More than a quarter century ago, Robert H. Bork noted the conflict between the pro-consumer policy behind the antitrust laws and the pro-competitor approach developed through their enforcement. In his seminal book The Antitrust Paradox: A Policy at War with Itself, Judge Bork, then a Yale law professor and later an influential federal appellate judge and Supreme Court nominee, argued, in the words of one reviewer, that antitrust enforcement had "led to the protection of inefficient competitors, the punishment of successful firms, and, ultimately, the detriment of the interest of consumers, which the antitrust laws were designed to protect in the first place."
Specifically, Judge Bork explained that the overzealous application of the antitrust laws and the resulting intervention into otherwise free markets did not maximize consumer welfare by ensuring lower prices, as is the purpose of antitrust policy. Instead, such an approach achieved the opposite effect by sacrificing potential consumer savings in order to level the playing field between admittedly unevenly matched competitors. In other words, the economic reality of antitrust enforcement is to prevent consumers from reaping the benefits of lower prices by punishing those large companies that are best able to produce products at lower costs because of their ability to employ efficient economies of scale in supplying their substantial market shares. Hence, the paradox: enforcement of the antitrust laws undermines their very purpose because legal intervention artificially elevates consumer prices by propping-up failing competitors in order to create the mirage of fair competition.
So it was a quarter century ago here at home. And so it remains today, but now the problem is across the Atlantic Ocean.

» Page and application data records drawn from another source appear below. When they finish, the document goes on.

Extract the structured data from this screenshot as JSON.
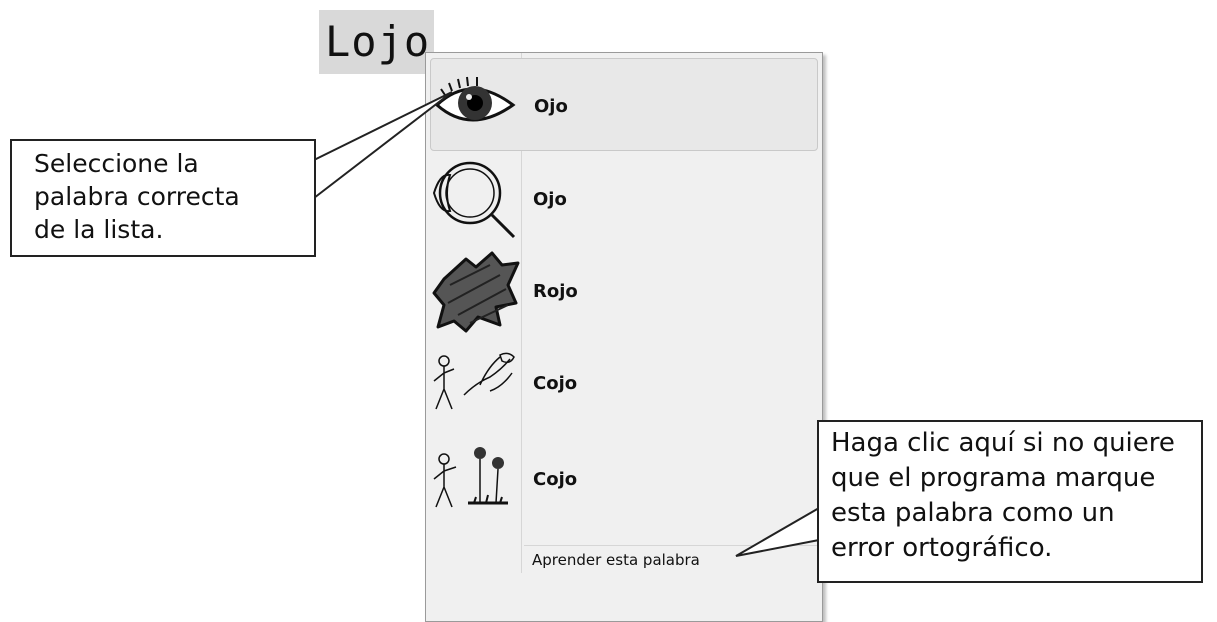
{
  "misspelled_word": "Lojo",
  "suggestions": [
    {
      "label": "Ojo",
      "icon": "eye-icon"
    },
    {
      "label": "Ojo",
      "icon": "eyeball-anatomy-icon"
    },
    {
      "label": "Rojo",
      "icon": "red-scribble-icon"
    },
    {
      "label": "Cojo",
      "icon": "person-grab-icon"
    },
    {
      "label": "Cojo",
      "icon": "person-pick-flowers-icon"
    }
  ],
  "learn_word_label": "Aprender esta palabra",
  "callouts": {
    "left": [
      "Seleccione la",
      "palabra correcta",
      "de la lista."
    ],
    "right": [
      "Haga clic aquí si no quiere",
      "que el programa marque",
      "esta palabra como un",
      "error ortográfico."
    ]
  }
}
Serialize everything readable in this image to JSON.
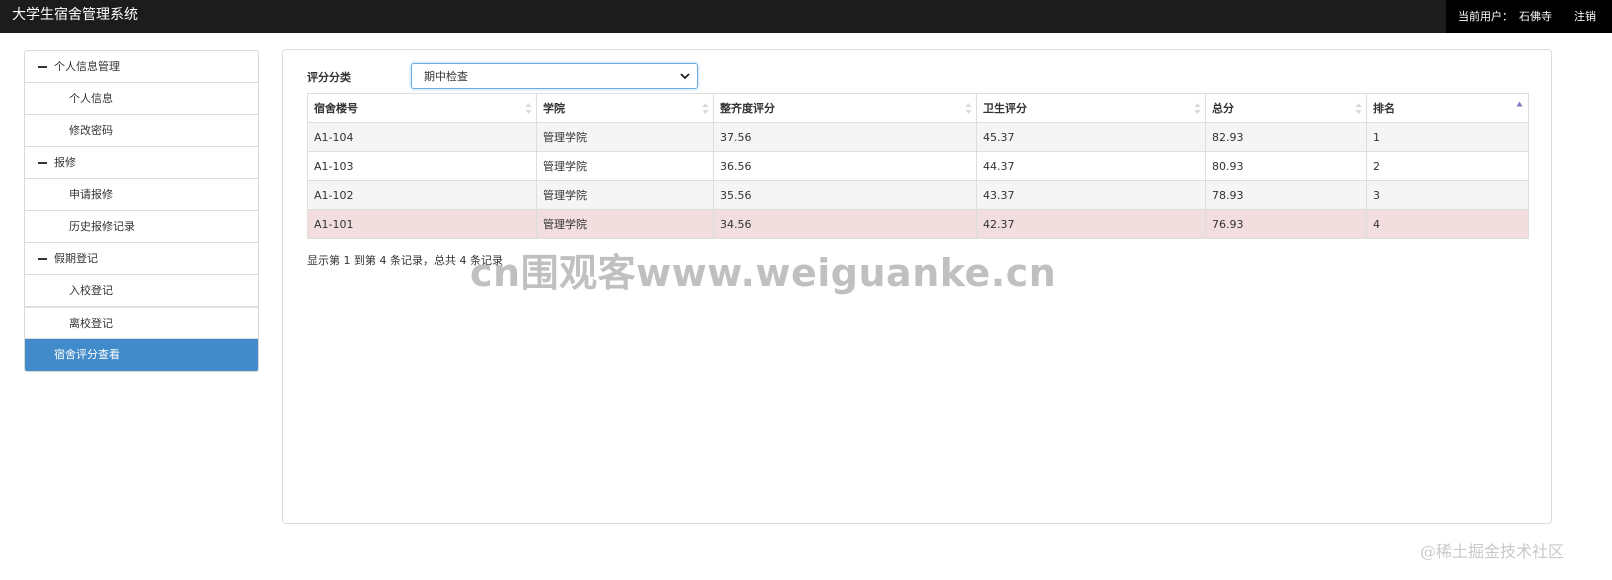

The European Union clearly has not yet learned the lesson of the antitrust paradox as lawyers and regulators continue to blindly move forward in their assaults against dominant market forces. Most notably, the EU continues to press an antitrust case against Microsoft, arguing that that the company should not only be forced to pay the largest fine in history but also that the software leader should have to hand over some of its most costly and valuable intellectual property to its already unsuccessful competitors. In fact, just as if Judge Bork were writing the script, EU lawyers told the appellate court considering the case that the EU was simply trying to create a level playing field and that such severe sanctions were necessary in order to give Microsofts competitors a better chance of selling their products. In other words, the EU believes it is just a final antitrust judgment away from arriving at a competitive software oasis that was never really there.
Indeed, the EUs lawyers and regulators should be focusing their sights on their fellow travelers rather than on the ever-elusive competitive goal on which they continue to fix their gaze. Maybe then they would recognize the paradox described by Judge Bork that is so clearly at work again. After all, the very competitors that Microsoft was handily beating in the open market are the EUs inseparable companions on the antitrust trek. And why not? They understand better than anyone else how the paradox works that they are the primary beneficiaries as the EU handicaps their previously overmatched rival through the antitrust case.
But while Microsofts competition continues to benefit from the EUs aggressive approach, EU citizens and, in fact, those around our now economically and legally interconnected world are paying the price. Not only is it costing Microsoft millions of dollars just to defend the antitrust action, but the very nature of the allegations prevents the software leader from trying to increase its market share by undercutting the prices offered by the legally propped-up supposed competition. Moreover, if the EU is successful, Microsoft may be forced to impose additional costs on consumers by removing useful software applications from its Windows operating system again not to maximize consumer welfare or to lower prices, but to level the playing field for other companies who were never real players in the first place.
Fortunately, the appellate court seems to have some awareness of the paradox that is at work. During the two days of oral argument before the European Court of First Instance, Judge Bo Vesterdorf, who is presiding over Microsofts appeal, wondered aloud on several occasions why the EU should be allowed to impose such draconian penalties when neither the lawyers nor the regulators could forecast the probable effects. "Isnt it inadequate to impose a remedy when you dont know what the effect is going to be?" Judge Vesterdorf asked the EU lawyers. "Isnt it drastic to propose a remedy that you dont know whether it will work?"
The answer was unavailing, proving once again that the EU neither considers nor understands the paradox. We cannot predict what consumers would do, the EU lawyer responded. Not that it mattered anyway because the point of the case against Microsoft has never been to help consumers through lower prices or better products but has, instead, always been to arrive at the competitive mirage the EU imagined from the beginning. And so the antitrust paradox continues, at least for another couple years until Judge Vesterdorf rules.October 14, 2004